▶ Exercise details
As you look over the data below, please find each line where the word "vertical" appears, then copy it.

▶ Given data
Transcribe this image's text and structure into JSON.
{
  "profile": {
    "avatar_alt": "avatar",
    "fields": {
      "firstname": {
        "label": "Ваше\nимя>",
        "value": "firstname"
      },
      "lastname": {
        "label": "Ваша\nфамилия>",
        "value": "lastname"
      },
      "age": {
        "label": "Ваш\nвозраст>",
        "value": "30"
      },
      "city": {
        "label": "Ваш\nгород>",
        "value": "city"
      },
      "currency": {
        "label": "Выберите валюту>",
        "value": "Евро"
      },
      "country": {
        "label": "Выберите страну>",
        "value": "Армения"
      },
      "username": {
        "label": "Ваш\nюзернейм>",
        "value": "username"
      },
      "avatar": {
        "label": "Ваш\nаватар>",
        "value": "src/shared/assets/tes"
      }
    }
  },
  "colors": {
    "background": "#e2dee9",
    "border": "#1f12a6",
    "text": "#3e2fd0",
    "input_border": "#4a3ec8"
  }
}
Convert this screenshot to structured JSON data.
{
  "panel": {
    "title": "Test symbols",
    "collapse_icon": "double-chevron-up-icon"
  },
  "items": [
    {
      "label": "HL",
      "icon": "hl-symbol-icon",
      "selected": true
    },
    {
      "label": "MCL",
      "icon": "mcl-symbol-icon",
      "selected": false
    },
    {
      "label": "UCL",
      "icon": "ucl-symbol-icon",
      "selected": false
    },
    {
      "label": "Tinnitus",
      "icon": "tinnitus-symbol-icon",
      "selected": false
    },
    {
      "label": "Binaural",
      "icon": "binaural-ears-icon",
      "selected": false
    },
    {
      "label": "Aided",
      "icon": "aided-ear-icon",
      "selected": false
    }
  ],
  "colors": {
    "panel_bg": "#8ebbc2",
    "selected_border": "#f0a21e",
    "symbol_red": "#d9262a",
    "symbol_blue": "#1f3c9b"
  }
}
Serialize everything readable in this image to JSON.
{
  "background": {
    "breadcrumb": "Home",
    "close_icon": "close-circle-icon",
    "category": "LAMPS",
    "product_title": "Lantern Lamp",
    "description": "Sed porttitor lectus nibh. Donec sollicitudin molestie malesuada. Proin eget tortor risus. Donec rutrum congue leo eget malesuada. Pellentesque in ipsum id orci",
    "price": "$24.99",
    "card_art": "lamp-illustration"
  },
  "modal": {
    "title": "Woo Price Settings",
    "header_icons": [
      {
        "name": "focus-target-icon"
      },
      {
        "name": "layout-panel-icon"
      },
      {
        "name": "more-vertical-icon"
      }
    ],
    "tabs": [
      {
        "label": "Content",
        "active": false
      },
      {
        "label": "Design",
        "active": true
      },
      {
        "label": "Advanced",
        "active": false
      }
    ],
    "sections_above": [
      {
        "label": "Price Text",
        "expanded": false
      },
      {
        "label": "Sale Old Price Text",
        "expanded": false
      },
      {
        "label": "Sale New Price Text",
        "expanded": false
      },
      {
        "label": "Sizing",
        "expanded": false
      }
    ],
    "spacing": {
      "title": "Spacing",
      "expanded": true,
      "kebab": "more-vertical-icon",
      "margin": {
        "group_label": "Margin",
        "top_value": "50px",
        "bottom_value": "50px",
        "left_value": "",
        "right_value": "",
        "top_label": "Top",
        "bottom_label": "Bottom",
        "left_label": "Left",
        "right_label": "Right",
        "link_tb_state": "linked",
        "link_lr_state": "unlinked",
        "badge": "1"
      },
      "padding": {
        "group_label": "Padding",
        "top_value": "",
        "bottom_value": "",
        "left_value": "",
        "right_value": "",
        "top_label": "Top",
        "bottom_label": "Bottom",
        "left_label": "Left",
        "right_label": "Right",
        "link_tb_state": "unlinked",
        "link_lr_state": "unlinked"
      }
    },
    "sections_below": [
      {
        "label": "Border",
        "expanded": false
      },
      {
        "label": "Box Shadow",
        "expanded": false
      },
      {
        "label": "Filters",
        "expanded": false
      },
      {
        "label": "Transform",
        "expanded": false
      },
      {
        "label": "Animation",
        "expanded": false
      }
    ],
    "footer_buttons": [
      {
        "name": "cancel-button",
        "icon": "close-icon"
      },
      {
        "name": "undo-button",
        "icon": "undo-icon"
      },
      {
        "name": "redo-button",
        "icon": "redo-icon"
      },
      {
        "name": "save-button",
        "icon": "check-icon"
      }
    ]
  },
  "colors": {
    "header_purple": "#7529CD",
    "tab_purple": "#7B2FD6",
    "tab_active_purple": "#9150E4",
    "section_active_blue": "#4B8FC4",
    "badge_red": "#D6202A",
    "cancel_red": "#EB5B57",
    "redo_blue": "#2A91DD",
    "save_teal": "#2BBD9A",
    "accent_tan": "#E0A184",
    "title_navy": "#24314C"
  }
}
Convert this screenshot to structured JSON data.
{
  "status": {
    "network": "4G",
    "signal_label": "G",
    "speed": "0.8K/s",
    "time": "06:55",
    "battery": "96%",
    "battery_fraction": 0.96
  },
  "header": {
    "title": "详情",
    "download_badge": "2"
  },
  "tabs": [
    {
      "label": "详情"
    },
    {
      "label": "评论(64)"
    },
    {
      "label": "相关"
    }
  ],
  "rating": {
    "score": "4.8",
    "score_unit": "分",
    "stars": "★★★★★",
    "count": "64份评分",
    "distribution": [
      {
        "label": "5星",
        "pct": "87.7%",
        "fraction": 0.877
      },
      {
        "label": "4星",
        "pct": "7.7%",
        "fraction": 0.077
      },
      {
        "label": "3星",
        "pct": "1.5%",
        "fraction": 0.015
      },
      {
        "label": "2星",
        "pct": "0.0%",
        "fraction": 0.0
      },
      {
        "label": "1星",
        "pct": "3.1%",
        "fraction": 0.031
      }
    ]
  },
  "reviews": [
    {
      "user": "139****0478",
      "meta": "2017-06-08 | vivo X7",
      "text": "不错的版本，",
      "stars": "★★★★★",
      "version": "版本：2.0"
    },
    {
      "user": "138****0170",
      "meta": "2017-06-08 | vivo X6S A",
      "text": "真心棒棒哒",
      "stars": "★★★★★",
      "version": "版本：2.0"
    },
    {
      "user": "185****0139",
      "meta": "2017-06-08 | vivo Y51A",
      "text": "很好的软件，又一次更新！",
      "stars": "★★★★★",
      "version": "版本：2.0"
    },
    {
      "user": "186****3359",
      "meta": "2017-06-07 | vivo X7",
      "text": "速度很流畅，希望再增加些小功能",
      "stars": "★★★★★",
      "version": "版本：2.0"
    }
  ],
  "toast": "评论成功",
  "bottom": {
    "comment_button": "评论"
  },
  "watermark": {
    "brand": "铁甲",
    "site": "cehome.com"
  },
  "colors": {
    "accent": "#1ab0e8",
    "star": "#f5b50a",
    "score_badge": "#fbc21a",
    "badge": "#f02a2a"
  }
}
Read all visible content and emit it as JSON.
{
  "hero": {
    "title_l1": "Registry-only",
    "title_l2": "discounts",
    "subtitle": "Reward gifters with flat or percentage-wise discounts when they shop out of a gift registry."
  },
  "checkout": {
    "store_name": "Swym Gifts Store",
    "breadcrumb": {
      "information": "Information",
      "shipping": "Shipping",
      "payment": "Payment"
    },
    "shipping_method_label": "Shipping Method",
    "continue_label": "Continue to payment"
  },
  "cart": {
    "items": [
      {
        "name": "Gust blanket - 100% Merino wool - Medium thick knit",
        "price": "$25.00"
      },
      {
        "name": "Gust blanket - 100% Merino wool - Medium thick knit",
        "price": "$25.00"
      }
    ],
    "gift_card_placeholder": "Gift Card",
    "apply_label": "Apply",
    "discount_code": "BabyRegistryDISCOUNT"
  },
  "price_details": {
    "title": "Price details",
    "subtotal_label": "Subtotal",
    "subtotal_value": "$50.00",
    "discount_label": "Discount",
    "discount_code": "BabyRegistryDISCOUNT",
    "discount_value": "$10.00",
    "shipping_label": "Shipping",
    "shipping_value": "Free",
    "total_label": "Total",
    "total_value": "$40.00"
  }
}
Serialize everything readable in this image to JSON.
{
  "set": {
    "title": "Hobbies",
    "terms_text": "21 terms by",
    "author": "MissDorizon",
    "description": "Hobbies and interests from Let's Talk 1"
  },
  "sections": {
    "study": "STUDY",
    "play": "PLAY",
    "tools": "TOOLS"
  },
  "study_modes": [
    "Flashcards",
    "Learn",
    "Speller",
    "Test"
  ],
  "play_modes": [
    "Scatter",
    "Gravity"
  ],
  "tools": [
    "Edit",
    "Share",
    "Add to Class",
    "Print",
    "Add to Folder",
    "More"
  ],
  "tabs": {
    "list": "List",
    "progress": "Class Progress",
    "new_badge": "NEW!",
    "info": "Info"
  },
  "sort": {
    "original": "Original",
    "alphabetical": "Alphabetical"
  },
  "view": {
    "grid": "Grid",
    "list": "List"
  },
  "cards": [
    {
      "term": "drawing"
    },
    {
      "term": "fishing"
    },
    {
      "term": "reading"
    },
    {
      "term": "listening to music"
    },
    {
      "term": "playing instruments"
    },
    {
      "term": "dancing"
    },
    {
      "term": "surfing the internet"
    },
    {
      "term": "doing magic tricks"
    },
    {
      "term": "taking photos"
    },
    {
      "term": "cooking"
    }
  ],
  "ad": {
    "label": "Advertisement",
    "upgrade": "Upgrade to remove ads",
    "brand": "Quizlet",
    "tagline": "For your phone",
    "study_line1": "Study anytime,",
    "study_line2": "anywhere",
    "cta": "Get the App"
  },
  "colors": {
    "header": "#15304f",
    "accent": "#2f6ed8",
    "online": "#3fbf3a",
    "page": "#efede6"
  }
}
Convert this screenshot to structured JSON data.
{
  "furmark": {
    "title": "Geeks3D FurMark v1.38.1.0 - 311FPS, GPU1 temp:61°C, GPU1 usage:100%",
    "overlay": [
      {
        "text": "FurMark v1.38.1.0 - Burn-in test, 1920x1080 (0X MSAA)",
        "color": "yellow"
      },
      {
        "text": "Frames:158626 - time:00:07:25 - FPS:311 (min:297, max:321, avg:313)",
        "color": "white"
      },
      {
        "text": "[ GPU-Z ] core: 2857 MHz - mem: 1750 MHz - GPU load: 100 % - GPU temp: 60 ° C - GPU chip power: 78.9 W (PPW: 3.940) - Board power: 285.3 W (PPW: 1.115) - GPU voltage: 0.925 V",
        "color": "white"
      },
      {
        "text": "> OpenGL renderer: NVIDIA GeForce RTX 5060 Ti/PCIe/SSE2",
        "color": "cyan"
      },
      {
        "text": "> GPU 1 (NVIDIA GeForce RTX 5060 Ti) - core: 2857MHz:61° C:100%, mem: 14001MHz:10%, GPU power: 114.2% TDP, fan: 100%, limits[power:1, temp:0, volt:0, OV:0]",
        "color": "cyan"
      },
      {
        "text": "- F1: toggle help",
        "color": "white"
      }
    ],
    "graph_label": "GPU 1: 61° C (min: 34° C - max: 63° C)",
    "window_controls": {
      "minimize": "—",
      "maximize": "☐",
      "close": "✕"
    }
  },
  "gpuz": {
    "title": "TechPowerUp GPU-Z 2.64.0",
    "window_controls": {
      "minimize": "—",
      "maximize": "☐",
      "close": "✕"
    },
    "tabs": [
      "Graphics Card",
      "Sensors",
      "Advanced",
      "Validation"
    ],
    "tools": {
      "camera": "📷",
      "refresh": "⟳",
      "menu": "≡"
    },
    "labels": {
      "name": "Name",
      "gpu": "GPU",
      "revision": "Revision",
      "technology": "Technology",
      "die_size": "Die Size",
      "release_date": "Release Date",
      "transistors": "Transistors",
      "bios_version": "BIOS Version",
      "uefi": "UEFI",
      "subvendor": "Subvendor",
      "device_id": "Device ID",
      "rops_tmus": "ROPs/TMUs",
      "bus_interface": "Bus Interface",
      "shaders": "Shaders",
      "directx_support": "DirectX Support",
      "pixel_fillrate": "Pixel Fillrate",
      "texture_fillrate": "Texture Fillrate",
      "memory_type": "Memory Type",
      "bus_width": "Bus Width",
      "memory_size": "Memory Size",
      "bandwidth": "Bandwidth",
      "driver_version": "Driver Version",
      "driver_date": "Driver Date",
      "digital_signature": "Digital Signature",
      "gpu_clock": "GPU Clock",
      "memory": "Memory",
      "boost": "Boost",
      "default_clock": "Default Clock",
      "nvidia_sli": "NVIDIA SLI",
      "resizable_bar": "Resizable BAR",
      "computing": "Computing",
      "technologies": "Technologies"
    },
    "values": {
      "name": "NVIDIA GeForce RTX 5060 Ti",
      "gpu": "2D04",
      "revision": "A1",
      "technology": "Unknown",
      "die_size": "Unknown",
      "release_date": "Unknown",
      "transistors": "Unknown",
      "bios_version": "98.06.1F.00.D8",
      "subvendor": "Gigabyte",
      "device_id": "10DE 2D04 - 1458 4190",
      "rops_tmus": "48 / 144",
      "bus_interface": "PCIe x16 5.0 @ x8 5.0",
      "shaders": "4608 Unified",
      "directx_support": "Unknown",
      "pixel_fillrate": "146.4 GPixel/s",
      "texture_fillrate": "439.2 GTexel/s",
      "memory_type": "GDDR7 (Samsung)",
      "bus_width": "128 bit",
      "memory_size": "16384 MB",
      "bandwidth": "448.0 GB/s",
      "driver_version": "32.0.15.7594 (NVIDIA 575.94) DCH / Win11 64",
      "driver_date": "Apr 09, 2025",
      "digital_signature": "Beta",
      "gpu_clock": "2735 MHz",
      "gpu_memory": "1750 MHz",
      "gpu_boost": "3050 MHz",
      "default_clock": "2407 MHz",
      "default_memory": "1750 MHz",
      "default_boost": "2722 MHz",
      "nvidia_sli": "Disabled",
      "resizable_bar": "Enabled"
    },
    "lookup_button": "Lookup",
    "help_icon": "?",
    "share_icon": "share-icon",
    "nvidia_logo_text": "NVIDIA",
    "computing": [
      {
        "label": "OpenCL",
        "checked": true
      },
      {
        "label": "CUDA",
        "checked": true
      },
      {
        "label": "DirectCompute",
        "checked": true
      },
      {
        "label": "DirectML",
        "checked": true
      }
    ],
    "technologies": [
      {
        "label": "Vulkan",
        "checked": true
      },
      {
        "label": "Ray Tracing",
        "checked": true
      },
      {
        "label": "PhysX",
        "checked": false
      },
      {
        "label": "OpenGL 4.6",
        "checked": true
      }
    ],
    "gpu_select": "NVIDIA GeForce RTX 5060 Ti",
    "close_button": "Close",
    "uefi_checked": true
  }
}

▶ Answer section
        "name": "more-vertical-icon"
      "kebab": "more-vertical-icon",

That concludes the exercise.